- **Action item**
In the copy, include no images, and repeat each entry precisely as written.

(Entries from a dataset of interfaces)
%%
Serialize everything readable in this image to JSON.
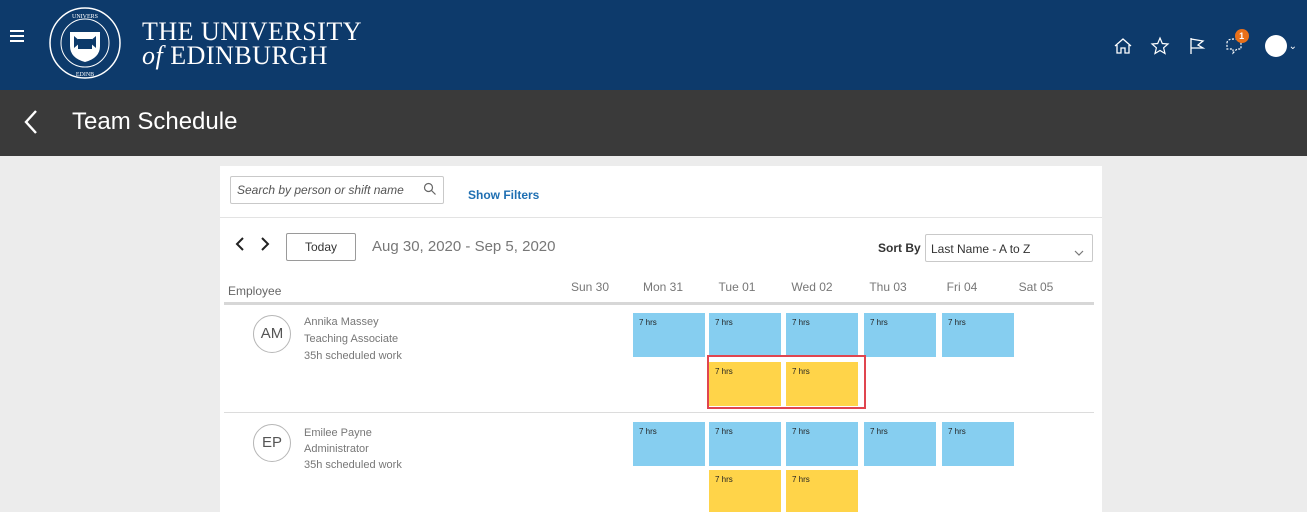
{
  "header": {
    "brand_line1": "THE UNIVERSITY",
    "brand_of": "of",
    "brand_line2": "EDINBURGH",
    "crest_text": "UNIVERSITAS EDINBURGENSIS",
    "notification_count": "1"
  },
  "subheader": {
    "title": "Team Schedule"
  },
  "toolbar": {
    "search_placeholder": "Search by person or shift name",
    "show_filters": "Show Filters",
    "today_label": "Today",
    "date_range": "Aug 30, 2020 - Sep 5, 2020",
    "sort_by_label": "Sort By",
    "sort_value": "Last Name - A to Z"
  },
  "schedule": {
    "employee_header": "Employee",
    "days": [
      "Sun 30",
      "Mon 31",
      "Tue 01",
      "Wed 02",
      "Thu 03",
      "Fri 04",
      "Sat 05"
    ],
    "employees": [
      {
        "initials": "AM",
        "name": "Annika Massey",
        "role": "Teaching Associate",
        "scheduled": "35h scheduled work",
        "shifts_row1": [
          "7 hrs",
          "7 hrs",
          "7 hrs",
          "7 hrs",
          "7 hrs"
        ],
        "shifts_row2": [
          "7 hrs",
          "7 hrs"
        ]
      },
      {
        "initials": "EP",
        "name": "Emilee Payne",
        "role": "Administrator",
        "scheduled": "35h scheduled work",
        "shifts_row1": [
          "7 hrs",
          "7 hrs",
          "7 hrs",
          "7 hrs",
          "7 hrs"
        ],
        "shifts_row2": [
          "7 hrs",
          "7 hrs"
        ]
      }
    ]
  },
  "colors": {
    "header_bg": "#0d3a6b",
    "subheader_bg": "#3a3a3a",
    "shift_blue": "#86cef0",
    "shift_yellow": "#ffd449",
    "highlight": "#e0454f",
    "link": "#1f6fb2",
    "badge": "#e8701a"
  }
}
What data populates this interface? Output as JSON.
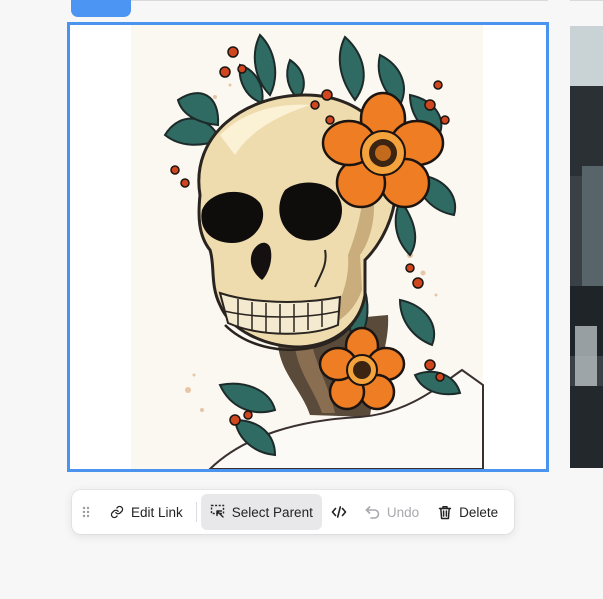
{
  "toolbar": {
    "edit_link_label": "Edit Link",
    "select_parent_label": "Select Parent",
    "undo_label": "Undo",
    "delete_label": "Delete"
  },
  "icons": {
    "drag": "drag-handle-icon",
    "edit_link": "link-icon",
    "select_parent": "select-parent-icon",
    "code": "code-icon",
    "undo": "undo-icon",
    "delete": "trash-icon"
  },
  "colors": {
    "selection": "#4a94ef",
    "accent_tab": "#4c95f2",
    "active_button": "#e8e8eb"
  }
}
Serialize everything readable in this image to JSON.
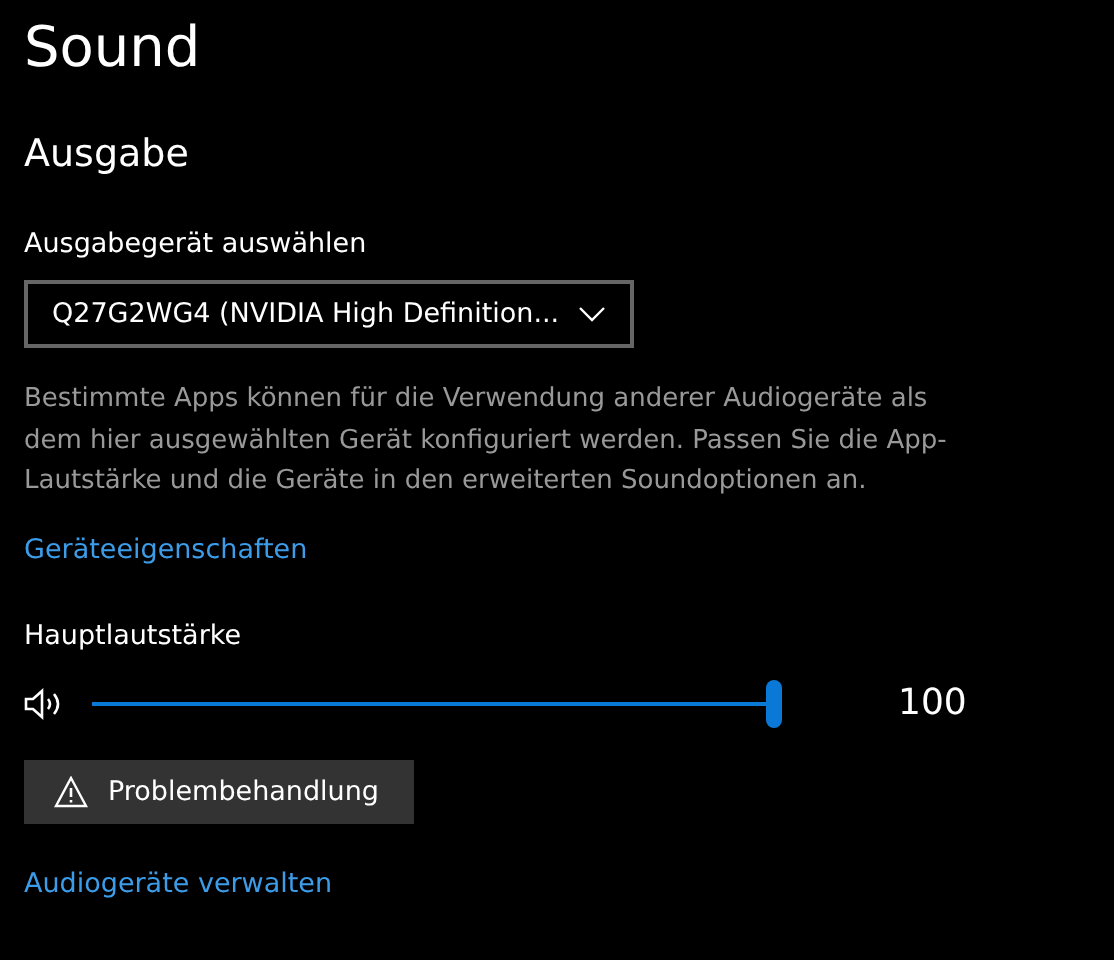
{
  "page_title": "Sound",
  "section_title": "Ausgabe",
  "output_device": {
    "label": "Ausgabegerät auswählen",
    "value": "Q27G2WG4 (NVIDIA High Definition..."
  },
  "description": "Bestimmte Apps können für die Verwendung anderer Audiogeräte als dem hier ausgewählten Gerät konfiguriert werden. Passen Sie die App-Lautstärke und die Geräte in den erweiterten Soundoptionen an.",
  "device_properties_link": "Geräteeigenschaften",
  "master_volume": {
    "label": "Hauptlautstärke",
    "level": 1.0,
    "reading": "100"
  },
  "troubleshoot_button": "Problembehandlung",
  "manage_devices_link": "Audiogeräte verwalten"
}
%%
- **Task result**
Serialize everything readable in this image to JSON.
{
  "header": {
    "brand_line1": "THE UNIVERSITY",
    "brand_of": "of",
    "brand_line2": "EDINBURGH",
    "crest_text": "UNIVERSITAS EDINBURGENSIS",
    "notification_count": "1"
  },
  "subheader": {
    "title": "Team Schedule"
  },
  "toolbar": {
    "search_placeholder": "Search by person or shift name",
    "show_filters": "Show Filters",
    "today_label": "Today",
    "date_range": "Aug 30, 2020 - Sep 5, 2020",
    "sort_by_label": "Sort By",
    "sort_value": "Last Name - A to Z"
  },
  "schedule": {
    "employee_header": "Employee",
    "days": [
      "Sun 30",
      "Mon 31",
      "Tue 01",
      "Wed 02",
      "Thu 03",
      "Fri 04",
      "Sat 05"
    ],
    "employees": [
      {
        "initials": "AM",
        "name": "Annika Massey",
        "role": "Teaching Associate",
        "scheduled": "35h scheduled work",
        "shifts_row1": [
          "7 hrs",
          "7 hrs",
          "7 hrs",
          "7 hrs",
          "7 hrs"
        ],
        "shifts_row2": [
          "7 hrs",
          "7 hrs"
        ]
      },
      {
        "initials": "EP",
        "name": "Emilee Payne",
        "role": "Administrator",
        "scheduled": "35h scheduled work",
        "shifts_row1": [
          "7 hrs",
          "7 hrs",
          "7 hrs",
          "7 hrs",
          "7 hrs"
        ],
        "shifts_row2": [
          "7 hrs",
          "7 hrs"
        ]
      }
    ]
  },
  "colors": {
    "header_bg": "#0d3a6b",
    "subheader_bg": "#3a3a3a",
    "shift_blue": "#86cef0",
    "shift_yellow": "#ffd449",
    "highlight": "#e0454f",
    "link": "#1f6fb2",
    "badge": "#e8701a"
  }
}
What data populates this interface? Output as JSON.
{
  "toolbar": {
    "edit_link_label": "Edit Link",
    "select_parent_label": "Select Parent",
    "undo_label": "Undo",
    "delete_label": "Delete"
  },
  "icons": {
    "drag": "drag-handle-icon",
    "edit_link": "link-icon",
    "select_parent": "select-parent-icon",
    "code": "code-icon",
    "undo": "undo-icon",
    "delete": "trash-icon"
  },
  "colors": {
    "selection": "#4a94ef",
    "accent_tab": "#4c95f2",
    "active_button": "#e8e8eb"
  }
}
Serialize everything readable in this image to JSON.
{
  "page_title": "Sound",
  "section_title": "Ausgabe",
  "output_device": {
    "label": "Ausgabegerät auswählen",
    "value": "Q27G2WG4 (NVIDIA High Definition..."
  },
  "description": "Bestimmte Apps können für die Verwendung anderer Audiogeräte als dem hier ausgewählten Gerät konfiguriert werden. Passen Sie die App-Lautstärke und die Geräte in den erweiterten Soundoptionen an.",
  "device_properties_link": "Geräteeigenschaften",
  "master_volume": {
    "label": "Hauptlautstärke",
    "level": 1.0,
    "reading": "100"
  },
  "troubleshoot_button": "Problembehandlung",
  "manage_devices_link": "Audiogeräte verwalten"
}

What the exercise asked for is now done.